(What this task involves) In this exercise, the data must be written out exactly.

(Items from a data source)

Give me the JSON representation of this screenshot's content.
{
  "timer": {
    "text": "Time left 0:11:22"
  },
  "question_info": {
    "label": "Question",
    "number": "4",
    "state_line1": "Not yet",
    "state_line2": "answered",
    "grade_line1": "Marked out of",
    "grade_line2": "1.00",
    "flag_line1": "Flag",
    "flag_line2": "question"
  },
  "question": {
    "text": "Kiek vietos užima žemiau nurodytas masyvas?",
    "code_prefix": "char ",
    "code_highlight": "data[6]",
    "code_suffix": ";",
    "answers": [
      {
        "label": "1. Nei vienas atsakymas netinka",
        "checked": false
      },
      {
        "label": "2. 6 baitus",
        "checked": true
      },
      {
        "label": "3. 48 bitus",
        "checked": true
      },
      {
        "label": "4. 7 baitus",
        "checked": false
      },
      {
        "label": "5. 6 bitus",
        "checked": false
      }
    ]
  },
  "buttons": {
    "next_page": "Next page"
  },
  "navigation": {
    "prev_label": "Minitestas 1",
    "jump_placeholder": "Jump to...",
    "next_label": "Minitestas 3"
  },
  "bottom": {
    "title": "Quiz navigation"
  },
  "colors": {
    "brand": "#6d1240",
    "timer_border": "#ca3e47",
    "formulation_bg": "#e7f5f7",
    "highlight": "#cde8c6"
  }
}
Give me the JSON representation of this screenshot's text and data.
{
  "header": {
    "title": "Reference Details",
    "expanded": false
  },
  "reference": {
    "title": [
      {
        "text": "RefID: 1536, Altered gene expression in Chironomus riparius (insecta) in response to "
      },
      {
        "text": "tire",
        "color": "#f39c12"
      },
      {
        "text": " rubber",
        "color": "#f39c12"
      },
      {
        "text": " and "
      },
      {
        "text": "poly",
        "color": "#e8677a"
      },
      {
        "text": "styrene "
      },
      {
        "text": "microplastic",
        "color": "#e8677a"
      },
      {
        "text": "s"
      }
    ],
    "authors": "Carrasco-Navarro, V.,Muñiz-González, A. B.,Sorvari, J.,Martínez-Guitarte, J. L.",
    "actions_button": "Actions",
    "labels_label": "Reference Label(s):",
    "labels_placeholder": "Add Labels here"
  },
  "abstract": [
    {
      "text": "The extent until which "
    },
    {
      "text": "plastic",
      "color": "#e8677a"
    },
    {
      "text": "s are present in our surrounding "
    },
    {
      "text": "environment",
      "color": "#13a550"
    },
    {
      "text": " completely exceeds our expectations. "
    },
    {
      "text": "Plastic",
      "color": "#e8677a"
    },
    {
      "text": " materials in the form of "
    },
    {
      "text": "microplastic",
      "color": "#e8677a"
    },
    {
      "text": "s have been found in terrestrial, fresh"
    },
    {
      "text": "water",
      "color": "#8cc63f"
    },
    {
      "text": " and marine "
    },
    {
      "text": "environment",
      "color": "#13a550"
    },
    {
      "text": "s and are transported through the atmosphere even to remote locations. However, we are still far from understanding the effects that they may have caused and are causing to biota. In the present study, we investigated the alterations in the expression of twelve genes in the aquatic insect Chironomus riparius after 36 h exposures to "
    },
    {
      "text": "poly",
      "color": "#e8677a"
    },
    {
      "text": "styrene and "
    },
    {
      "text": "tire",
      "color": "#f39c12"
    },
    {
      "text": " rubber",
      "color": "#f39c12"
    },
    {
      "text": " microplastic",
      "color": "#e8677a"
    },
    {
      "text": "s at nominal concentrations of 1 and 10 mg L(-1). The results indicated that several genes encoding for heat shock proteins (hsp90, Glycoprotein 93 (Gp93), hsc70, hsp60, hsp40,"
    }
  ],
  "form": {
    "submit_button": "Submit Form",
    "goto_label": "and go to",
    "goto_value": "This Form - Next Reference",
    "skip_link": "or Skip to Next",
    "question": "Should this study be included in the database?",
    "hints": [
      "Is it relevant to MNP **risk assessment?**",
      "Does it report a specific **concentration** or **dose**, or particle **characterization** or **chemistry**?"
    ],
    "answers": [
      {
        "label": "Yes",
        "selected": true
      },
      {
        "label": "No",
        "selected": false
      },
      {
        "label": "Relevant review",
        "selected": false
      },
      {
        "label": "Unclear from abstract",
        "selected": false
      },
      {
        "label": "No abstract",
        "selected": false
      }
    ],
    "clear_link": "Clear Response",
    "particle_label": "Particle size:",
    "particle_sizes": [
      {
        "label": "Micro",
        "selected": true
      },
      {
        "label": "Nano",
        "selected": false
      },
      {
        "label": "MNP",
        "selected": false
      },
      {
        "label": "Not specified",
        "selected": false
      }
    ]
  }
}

(Output of the task)
Give me the JSON representation of this screenshot's content.
{
  "timer": {
    "text": "Time left 0:11:22"
  },
  "question_info": {
    "label": "Question",
    "number": "4",
    "state_line1": "Not yet",
    "state_line2": "answered",
    "grade_line1": "Marked out of",
    "grade_line2": "1.00",
    "flag_line1": "Flag",
    "flag_line2": "question"
  },
  "question": {
    "text": "Kiek vietos užima žemiau nurodytas masyvas?",
    "code_prefix": "char ",
    "code_highlight": "data[6]",
    "code_suffix": ";",
    "answers": [
      {
        "label": "1. Nei vienas atsakymas netinka",
        "checked": false
      },
      {
        "label": "2. 6 baitus",
        "checked": true
      },
      {
        "label": "3. 48 bitus",
        "checked": true
      },
      {
        "label": "4. 7 baitus",
        "checked": false
      },
      {
        "label": "5. 6 bitus",
        "checked": false
      }
    ]
  },
  "buttons": {
    "next_page": "Next page"
  },
  "navigation": {
    "prev_label": "Minitestas 1",
    "jump_placeholder": "Jump to...",
    "next_label": "Minitestas 3"
  },
  "bottom": {
    "title": "Quiz navigation"
  },
  "colors": {
    "brand": "#6d1240",
    "timer_border": "#ca3e47",
    "formulation_bg": "#e7f5f7",
    "highlight": "#cde8c6"
  }
}
Give me the JSON representation of this screenshot's text and data.
{
  "header": {
    "title": "Reference Details",
    "expanded": false
  },
  "reference": {
    "title": [
      {
        "text": "RefID: 1536, Altered gene expression in Chironomus riparius (insecta) in response to "
      },
      {
        "text": "tire",
        "color": "#f39c12"
      },
      {
        "text": " rubber",
        "color": "#f39c12"
      },
      {
        "text": " and "
      },
      {
        "text": "poly",
        "color": "#e8677a"
      },
      {
        "text": "styrene "
      },
      {
        "text": "microplastic",
        "color": "#e8677a"
      },
      {
        "text": "s"
      }
    ],
    "authors": "Carrasco-Navarro, V.,Muñiz-González, A. B.,Sorvari, J.,Martínez-Guitarte, J. L.",
    "actions_button": "Actions",
    "labels_label": "Reference Label(s):",
    "labels_placeholder": "Add Labels here"
  },
  "abstract": [
    {
      "text": "The extent until which "
    },
    {
      "text": "plastic",
      "color": "#e8677a"
    },
    {
      "text": "s are present in our surrounding "
    },
    {
      "text": "environment",
      "color": "#13a550"
    },
    {
      "text": " completely exceeds our expectations. "
    },
    {
      "text": "Plastic",
      "color": "#e8677a"
    },
    {
      "text": " materials in the form of "
    },
    {
      "text": "microplastic",
      "color": "#e8677a"
    },
    {
      "text": "s have been found in terrestrial, fresh"
    },
    {
      "text": "water",
      "color": "#8cc63f"
    },
    {
      "text": " and marine "
    },
    {
      "text": "environment",
      "color": "#13a550"
    },
    {
      "text": "s and are transported through the atmosphere even to remote locations. However, we are still far from understanding the effects that they may have caused and are causing to biota. In the present study, we investigated the alterations in the expression of twelve genes in the aquatic insect Chironomus riparius after 36 h exposures to "
    },
    {
      "text": "poly",
      "color": "#e8677a"
    },
    {
      "text": "styrene and "
    },
    {
      "text": "tire",
      "color": "#f39c12"
    },
    {
      "text": " rubber",
      "color": "#f39c12"
    },
    {
      "text": " microplastic",
      "color": "#e8677a"
    },
    {
      "text": "s at nominal concentrations of 1 and 10 mg L(-1). The results indicated that several genes encoding for heat shock proteins (hsp90, Glycoprotein 93 (Gp93), hsc70, hsp60, hsp40,"
    }
  ],
  "form": {
    "submit_button": "Submit Form",
    "goto_label": "and go to",
    "goto_value": "This Form - Next Reference",
    "skip_link": "or Skip to Next",
    "question": "Should this study be included in the database?",
    "hints": [
      "Is it relevant to MNP **risk assessment?**",
      "Does it report a specific **concentration** or **dose**, or particle **characterization** or **chemistry**?"
    ],
    "answers": [
      {
        "label": "Yes",
        "selected": true
      },
      {
        "label": "No",
        "selected": false
      },
      {
        "label": "Relevant review",
        "selected": false
      },
      {
        "label": "Unclear from abstract",
        "selected": false
      },
      {
        "label": "No abstract",
        "selected": false
      }
    ],
    "clear_link": "Clear Response",
    "particle_label": "Particle size:",
    "particle_sizes": [
      {
        "label": "Micro",
        "selected": true
      },
      {
        "label": "Nano",
        "selected": false
      },
      {
        "label": "MNP",
        "selected": false
      },
      {
        "label": "Not specified",
        "selected": false
      }
    ]
  }
}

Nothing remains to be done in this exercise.